This is an important document that must be drawn up when you start a stokvel. Think of it as the group’s guidebook. The constitution should include guidelines on:
How often and in what manner money is to be collected each month.
How the money will be invested.
Under what circumstances withdrawals may be made.
What happens if a member fails to make contributions or decides to leave the stokvel.
What happens if a member dies.
The process if a new member decides to join the club at a later date after inception.
The constitution is particularly important as it provides a reference point and can pre-empt disagreements within the group before they occur.
The bank account
You should have two to three authorised signatories on the bank account and this should be set up so that none of the authorised signatories can make withdrawals without the signature of the others. The stokvel should be audited regularly by an independent auditor and the auditing records should be freely available to all members.
First National Bank provides a Stokvel Account that is aimed specifically at people saving as a group, with no monthly fee.
Absa’s Club Account requires a minimum deposit of R50 to open the account, and zero transaction fees, and the savings are available on a 32-day notice period. The interest rate is tiered, so that the more money saved, the higher the interest you earn.
Nedbank’s Club Account requires a R100 opening deposit, offers zero account maintenance or transaction fees, and unlimited withdrawals

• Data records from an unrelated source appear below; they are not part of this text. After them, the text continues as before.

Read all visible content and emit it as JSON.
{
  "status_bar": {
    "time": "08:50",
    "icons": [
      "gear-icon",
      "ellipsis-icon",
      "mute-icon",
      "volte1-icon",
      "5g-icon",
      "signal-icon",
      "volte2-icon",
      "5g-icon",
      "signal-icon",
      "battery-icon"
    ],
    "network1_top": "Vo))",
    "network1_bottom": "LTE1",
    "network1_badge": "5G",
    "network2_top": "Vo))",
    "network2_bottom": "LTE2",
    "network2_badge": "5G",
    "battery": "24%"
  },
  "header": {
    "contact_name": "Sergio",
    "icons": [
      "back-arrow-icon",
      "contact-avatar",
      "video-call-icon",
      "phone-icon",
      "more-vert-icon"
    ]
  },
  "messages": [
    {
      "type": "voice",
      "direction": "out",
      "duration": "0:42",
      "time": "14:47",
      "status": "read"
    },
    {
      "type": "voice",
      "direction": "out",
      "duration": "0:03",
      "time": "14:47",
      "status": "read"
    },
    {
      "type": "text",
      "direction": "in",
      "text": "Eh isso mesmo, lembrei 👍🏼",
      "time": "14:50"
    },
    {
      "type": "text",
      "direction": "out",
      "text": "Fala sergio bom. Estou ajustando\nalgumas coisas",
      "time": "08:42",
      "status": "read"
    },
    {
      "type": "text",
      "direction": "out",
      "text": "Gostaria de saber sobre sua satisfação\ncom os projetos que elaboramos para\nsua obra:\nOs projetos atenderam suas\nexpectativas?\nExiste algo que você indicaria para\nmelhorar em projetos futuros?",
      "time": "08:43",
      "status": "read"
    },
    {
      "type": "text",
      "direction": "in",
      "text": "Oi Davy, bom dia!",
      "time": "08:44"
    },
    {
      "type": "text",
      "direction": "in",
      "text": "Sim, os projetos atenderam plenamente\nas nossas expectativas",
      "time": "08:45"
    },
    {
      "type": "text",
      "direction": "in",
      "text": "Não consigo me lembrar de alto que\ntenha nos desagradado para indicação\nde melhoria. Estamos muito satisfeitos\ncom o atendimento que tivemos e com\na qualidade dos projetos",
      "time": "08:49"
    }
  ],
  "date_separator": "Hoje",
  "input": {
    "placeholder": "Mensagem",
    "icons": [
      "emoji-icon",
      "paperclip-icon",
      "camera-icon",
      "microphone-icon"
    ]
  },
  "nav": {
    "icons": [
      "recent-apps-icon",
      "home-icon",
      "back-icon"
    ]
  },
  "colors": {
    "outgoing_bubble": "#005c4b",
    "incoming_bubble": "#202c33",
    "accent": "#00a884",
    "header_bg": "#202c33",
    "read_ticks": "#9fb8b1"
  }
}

Standard Bank’s Society Scheme savings account requires a R100 opening deposit, provides anytime access to funds, and offers cash prizes in regular draws as long as the account balance stays above R5 000. There is also no account fee if the balance is kept above R5 000.
When you start a stokvel, make sure that you follow these simple steps:
• Choose the right members – Choose people you can trust who share common values and savings goals. Dishonest people tend to disappear after they’ve got their money, and fail to contribute to others. Choose people who can stick to the rules!
• Choose a goal for the stokvel – Some stokvels contribute money so they can buy groceries and others for home appliances; some pay someone in cash monthly, while others simply invest the money in a joint stokvel account. Decide what your goal is at the outset and stick to it.
• Decide how the pay-out will be made – Will the money get deposited or given in cash form? These conversations need to happen before time. Most groups will opt to deposit the money due to safety reasons.
• Have a clear set of rules – Everyone should know the rules and stick to them. Rules can include penalty fees for late contributions. Decide who keeps bank slips and what happens when a person can’t continue with the stokvel. There might be a need to have a formal contract based on your relationship and how big the group is.
• Save with purpose – You need to know why you’re personally joining a stokvel. Will you pay off a debt or invest for your children’s education? If you have a clear goal in mind, you will be more likely to reach it.
Good luck and start saving today!
Author: Spencer Kahari | Co-Founder | Chairperson | School of Empowerment: AFRICA
Licence: All Rights Reserved @2019